Bechet syndrome is a multisystemic illness that leads to vasculitis. The classic constellation of symptoms is recurrent aphthous ulcers of the mouth and genitalia, hyperreactivity of the skin to penetrating trauma (pathergy reaction), other skin lesions, arthritis, and panuveitis. Vascular involvement can involve arteries and veins of all sizes and types. however venous involvement tends to be more common than arterial vasculitis mostly in the form of lower extremity vein thrombosis. Interestingly the disease manifestation of vasculitis itself seems to favor males than females and with a unique geographical distribution. Arterial vasculitis tends to affect the pulmonary vasculature, though Pulmonary involvement in Bechet’s disease is rare, occurring 1–7.7 of patients. Pulmonary artery aneurysms with or without “in situ" thrombosis is the most common form of arterial involvement and are the leading causes of increased mortality.

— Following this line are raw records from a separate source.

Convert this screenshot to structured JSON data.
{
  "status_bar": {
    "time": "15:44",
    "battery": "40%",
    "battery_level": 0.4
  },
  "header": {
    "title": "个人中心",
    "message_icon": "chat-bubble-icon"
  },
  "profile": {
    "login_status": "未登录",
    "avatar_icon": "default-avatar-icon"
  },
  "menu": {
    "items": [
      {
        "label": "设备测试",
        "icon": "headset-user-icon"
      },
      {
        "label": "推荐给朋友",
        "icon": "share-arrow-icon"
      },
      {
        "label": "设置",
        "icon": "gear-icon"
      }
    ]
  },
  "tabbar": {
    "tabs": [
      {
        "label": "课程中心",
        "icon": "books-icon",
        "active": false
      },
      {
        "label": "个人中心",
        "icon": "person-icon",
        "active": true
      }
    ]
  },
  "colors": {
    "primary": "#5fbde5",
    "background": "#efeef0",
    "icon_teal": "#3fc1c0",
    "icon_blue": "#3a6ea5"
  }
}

Different management modalities have been proposed. of these immunosuppressive therapies have shown to decrease the inflammation and lead to resolution of the aneurysmal dilatation itself. however, this treatment is reserved for patients with minor to moderate hemoptysis and who are vitally stable.

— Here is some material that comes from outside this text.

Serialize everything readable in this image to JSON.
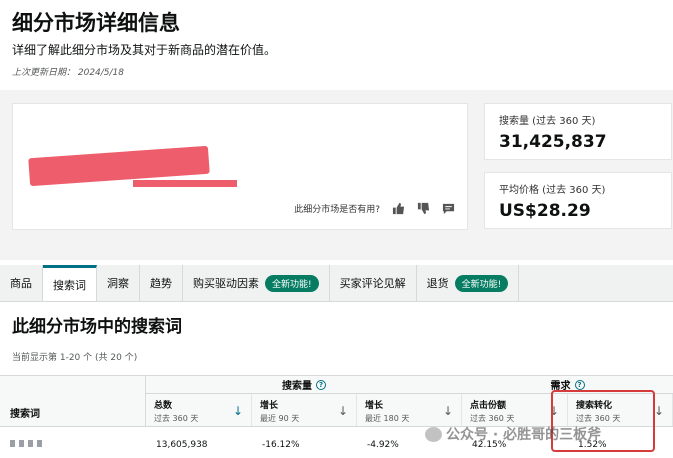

In this case, we report a patient with Behcet induced pulmonary artery aneurysm and in situ thrombosis who presented with massive hemoptysis and was managed with only immunosuppressive therapy after initial stabilization that leads to complete resolution of the aneurysm.